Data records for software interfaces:

--

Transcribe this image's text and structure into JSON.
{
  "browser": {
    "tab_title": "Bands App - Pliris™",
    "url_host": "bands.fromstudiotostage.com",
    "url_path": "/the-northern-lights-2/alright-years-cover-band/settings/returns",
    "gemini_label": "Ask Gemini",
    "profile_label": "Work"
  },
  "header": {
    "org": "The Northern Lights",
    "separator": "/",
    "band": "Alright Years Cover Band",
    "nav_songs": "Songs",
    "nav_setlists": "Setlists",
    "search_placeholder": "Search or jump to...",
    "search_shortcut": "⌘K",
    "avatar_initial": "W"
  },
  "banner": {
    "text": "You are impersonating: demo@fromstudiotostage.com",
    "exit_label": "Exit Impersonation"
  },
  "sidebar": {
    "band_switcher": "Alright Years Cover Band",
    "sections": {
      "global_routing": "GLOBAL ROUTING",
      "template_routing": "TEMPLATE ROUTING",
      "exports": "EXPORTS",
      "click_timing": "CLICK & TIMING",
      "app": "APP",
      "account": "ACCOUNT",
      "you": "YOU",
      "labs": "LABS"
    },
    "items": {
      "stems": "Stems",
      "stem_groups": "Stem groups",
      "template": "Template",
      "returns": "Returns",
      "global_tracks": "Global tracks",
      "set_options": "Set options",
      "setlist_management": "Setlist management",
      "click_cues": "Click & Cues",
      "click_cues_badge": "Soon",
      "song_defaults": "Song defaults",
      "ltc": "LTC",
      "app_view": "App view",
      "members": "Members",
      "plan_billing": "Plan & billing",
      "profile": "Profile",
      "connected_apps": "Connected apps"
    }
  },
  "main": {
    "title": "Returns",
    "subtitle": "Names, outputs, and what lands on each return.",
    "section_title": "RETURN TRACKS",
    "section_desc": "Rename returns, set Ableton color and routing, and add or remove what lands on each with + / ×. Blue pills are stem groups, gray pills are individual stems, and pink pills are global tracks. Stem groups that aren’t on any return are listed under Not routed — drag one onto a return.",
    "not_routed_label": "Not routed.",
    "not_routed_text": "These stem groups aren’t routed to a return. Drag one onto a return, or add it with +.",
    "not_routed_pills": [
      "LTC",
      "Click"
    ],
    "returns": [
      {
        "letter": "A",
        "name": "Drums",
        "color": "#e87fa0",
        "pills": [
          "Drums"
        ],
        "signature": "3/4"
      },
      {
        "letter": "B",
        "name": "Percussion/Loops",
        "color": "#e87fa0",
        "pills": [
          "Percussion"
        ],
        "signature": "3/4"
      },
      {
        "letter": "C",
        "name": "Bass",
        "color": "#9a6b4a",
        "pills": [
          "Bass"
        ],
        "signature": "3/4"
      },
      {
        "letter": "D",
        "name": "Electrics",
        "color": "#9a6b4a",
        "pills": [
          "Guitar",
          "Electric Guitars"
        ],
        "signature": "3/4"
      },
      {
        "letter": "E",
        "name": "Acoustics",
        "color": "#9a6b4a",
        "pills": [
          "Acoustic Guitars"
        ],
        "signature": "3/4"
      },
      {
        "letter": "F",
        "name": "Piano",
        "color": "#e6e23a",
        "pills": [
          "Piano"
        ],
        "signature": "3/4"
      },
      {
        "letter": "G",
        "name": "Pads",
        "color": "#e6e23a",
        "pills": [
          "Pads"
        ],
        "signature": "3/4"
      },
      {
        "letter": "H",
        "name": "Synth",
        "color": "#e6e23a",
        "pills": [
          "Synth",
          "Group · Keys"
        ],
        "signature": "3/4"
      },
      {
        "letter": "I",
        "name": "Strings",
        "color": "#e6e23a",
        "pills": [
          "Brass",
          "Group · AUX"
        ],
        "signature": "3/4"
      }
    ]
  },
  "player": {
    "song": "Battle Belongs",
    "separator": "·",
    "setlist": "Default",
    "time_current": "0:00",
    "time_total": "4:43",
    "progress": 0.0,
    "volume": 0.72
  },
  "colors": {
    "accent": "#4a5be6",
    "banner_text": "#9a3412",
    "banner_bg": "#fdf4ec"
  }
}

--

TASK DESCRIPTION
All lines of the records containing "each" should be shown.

REPLY TO THE TASK
    "subtitle": "Names, outputs, and what lands on each return.",
    "section_desc": "Rename returns, set Ableton color and routing, and add or remove what lands on each with + / ×. Blue pills are stem groups, gray pills are individual stems, and pink pills are global tracks. Stem groups that aren’t on any return are listed under Not routed — drag one onto a return.",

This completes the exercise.